On April 1, the American Library Association (ALA) joined an amicus brief to the US Supreme Court opposing the last-minute addition of a citizenship question to the 2020 Census. ALA joined the American Statistical Association, American Sociological Association, and the Population Association of America in support of the plaintiffs in Department of Commerce v. New York. The case was appealed directly to the Supreme Court after a federal court ruled for the plaintiffs and ordered the Commerce Department to remove the question.
“Accurate and reliable census information features in an astonishing array of decisions, from where voters cast their ballots, to where small businesses choose to invest, to how the federal government allocates money, to how emergency responders prepare for natural disasters, among many others,” the brief states. The brief argues that the US Commerce Department’s addition of the citizenship question was inconsistent with its own standards and threatens the integrity of census data.
Arguments in the case will be heard April 23, and the Supreme Court is expected to rule before June 2019, when census forms are scheduled to go to press.
The amicus brief continues ALA’s ongoing opposition to the citizenship question and represents one aspect of ALA and library advocacy in advance of the 2020 Census.
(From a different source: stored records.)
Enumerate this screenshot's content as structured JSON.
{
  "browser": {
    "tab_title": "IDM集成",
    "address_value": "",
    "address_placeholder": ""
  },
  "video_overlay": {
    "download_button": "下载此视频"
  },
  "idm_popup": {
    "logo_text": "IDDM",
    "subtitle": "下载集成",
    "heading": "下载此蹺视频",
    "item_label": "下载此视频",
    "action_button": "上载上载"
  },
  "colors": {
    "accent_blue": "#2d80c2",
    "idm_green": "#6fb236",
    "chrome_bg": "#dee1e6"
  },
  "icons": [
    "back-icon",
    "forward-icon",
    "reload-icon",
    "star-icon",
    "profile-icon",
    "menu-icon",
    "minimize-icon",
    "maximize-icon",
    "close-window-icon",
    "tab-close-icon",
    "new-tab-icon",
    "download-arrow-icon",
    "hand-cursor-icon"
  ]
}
With leadership from the 2020 Census Library Outreach and Education Task Force, ALA members and staff are actively working in three major areas: developing resources and education to support the library field; coordinating directly with the Census Bureau and other stakeholders to increase awareness of library roles; and advancing policymaking that will support libraries and the communities we serve in achieving a fair, accurate, and inclusive census in 2020.
ALA President Loida Garcia-Febo also spoke at the Census Bureau’s one-year-out national press conference in Washington, D.C., April 1.